Where a line of the entries below includes the string "Create", count it. Give only the resulting number.

**Extracted material**
···

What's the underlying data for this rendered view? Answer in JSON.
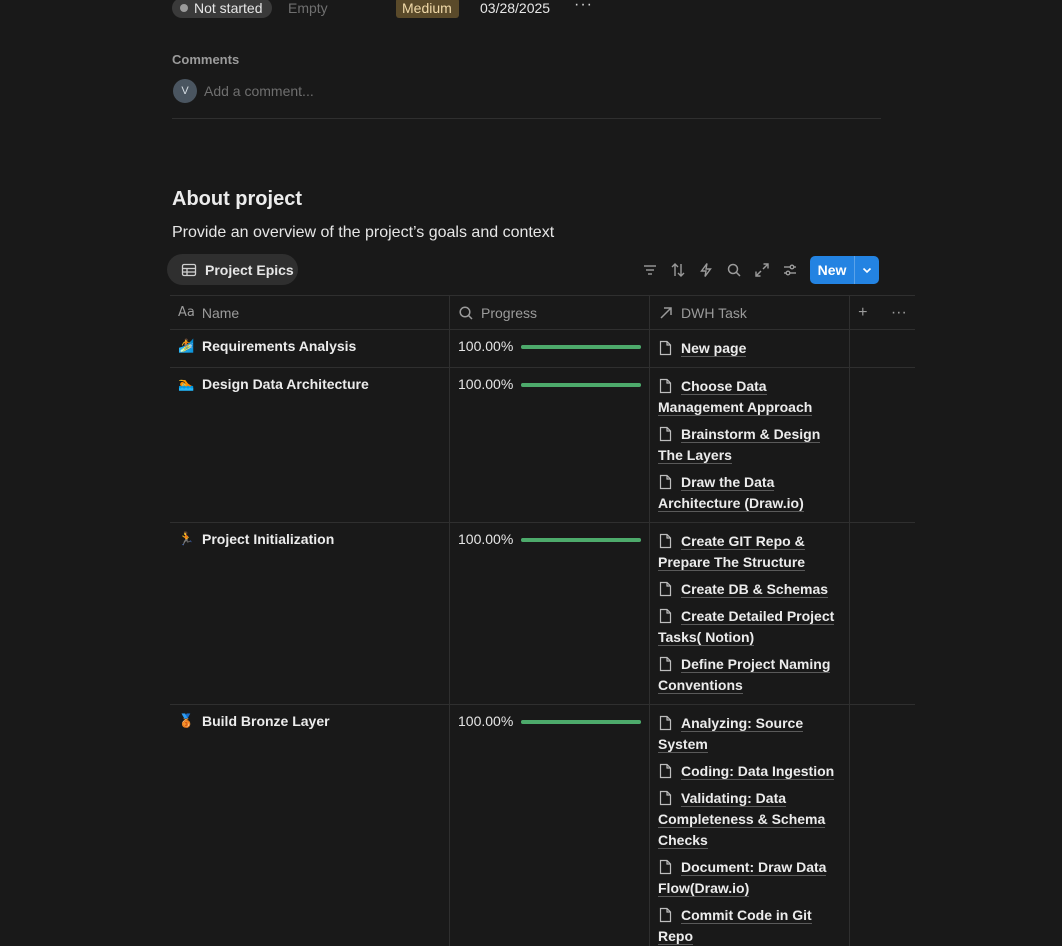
{
  "properties": {
    "status": "Not started",
    "assignee_placeholder": "Empty",
    "priority": "Medium",
    "date": "03/28/2025",
    "more": "···"
  },
  "comments": {
    "label": "Comments",
    "avatar_initial": "V",
    "placeholder": "Add a comment..."
  },
  "section": {
    "title": "About project",
    "description": "Provide an overview of the project’s goals and context"
  },
  "view": {
    "tab_label": "Project Epics",
    "new_label": "New"
  },
  "columns": {
    "name": "Name",
    "progress": "Progress",
    "task": "DWH Task",
    "add": "+",
    "more": "···"
  },
  "rows": [
    {
      "icon": "surfing-icon",
      "icon_glyph": "🏄",
      "name": "Requirements Analysis",
      "progress_text": "100.00%",
      "progress": 1.0,
      "tasks": [
        "New page"
      ]
    },
    {
      "icon": "swimmer-icon",
      "icon_glyph": "🏊",
      "name": "Design Data Architecture",
      "progress_text": "100.00%",
      "progress": 1.0,
      "tasks": [
        "Choose Data Management Approach",
        "Brainstorm & Design The Layers",
        "Draw the Data Architecture (Draw.io)"
      ]
    },
    {
      "icon": "runner-icon",
      "icon_glyph": "🏃",
      "name": "Project Initialization",
      "progress_text": "100.00%",
      "progress": 1.0,
      "tasks": [
        "Create GIT Repo & Prepare The Structure",
        "Create DB & Schemas",
        "Create Detailed Project Tasks( Notion)",
        "Define Project Naming Conventions"
      ]
    },
    {
      "icon": "bronze-medal-icon",
      "icon_glyph": "🥉",
      "name": "Build Bronze Layer",
      "progress_text": "100.00%",
      "progress": 1.0,
      "tasks": [
        "Analyzing: Source System",
        "Coding: Data Ingestion",
        "Validating: Data Completeness & Schema Checks",
        "Document: Draw Data Flow(Draw.io)",
        "Commit Code in Git Repo"
      ]
    }
  ]
}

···

**Answer to this task**
3